*** Information shown ***

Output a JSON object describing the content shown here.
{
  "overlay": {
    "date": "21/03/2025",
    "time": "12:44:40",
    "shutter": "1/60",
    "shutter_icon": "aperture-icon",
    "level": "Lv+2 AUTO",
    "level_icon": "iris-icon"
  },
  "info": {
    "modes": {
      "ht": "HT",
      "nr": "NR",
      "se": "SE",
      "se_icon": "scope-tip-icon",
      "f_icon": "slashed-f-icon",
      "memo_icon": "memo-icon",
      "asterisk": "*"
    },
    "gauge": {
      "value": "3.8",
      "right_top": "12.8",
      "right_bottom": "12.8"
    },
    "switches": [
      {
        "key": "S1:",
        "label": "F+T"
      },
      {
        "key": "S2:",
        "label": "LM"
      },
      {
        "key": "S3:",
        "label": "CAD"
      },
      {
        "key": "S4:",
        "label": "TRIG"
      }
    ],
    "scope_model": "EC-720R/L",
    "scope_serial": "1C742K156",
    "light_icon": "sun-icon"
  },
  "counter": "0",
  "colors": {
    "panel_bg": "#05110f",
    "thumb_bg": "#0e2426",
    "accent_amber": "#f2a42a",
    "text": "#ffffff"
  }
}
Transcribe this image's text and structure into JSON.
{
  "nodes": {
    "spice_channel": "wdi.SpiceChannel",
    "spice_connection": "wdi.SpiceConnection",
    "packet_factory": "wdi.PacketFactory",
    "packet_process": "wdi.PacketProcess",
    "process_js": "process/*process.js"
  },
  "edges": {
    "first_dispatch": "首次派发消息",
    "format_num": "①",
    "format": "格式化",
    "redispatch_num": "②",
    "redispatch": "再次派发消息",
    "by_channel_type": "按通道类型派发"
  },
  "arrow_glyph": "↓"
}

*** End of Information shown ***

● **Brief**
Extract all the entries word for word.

● **Answer section**
Output a JSON object describing the content shown here.
{
  "overlay": {
    "date": "21/03/2025",
    "time": "12:44:40",
    "shutter": "1/60",
    "shutter_icon": "aperture-icon",
    "level": "Lv+2 AUTO",
    "level_icon": "iris-icon"
  },
  "info": {
    "modes": {
      "ht": "HT",
      "nr": "NR",
      "se": "SE",
      "se_icon": "scope-tip-icon",
      "f_icon": "slashed-f-icon",
      "memo_icon": "memo-icon",
      "asterisk": "*"
    },
    "gauge": {
      "value": "3.8",
      "right_top": "12.8",
      "right_bottom": "12.8"
    },
    "switches": [
      {
        "key": "S1:",
        "label": "F+T"
      },
      {
        "key": "S2:",
        "label": "LM"
      },
      {
        "key": "S3:",
        "label": "CAD"
      },
      {
        "key": "S4:",
        "label": "TRIG"
      }
    ],
    "scope_model": "EC-720R/L",
    "scope_serial": "1C742K156",
    "light_icon": "sun-icon"
  },
  "counter": "0",
  "colors": {
    "panel_bg": "#05110f",
    "thumb_bg": "#0e2426",
    "accent_amber": "#f2a42a",
    "text": "#ffffff"
  }
}
Transcribe this image's text and structure into JSON.
{
  "nodes": {
    "spice_channel": "wdi.SpiceChannel",
    "spice_connection": "wdi.SpiceConnection",
    "packet_factory": "wdi.PacketFactory",
    "packet_process": "wdi.PacketProcess",
    "process_js": "process/*process.js"
  },
  "edges": {
    "first_dispatch": "首次派发消息",
    "format_num": "①",
    "format": "格式化",
    "redispatch_num": "②",
    "redispatch": "再次派发消息",
    "by_channel_type": "按通道类型派发"
  },
  "arrow_glyph": "↓"
}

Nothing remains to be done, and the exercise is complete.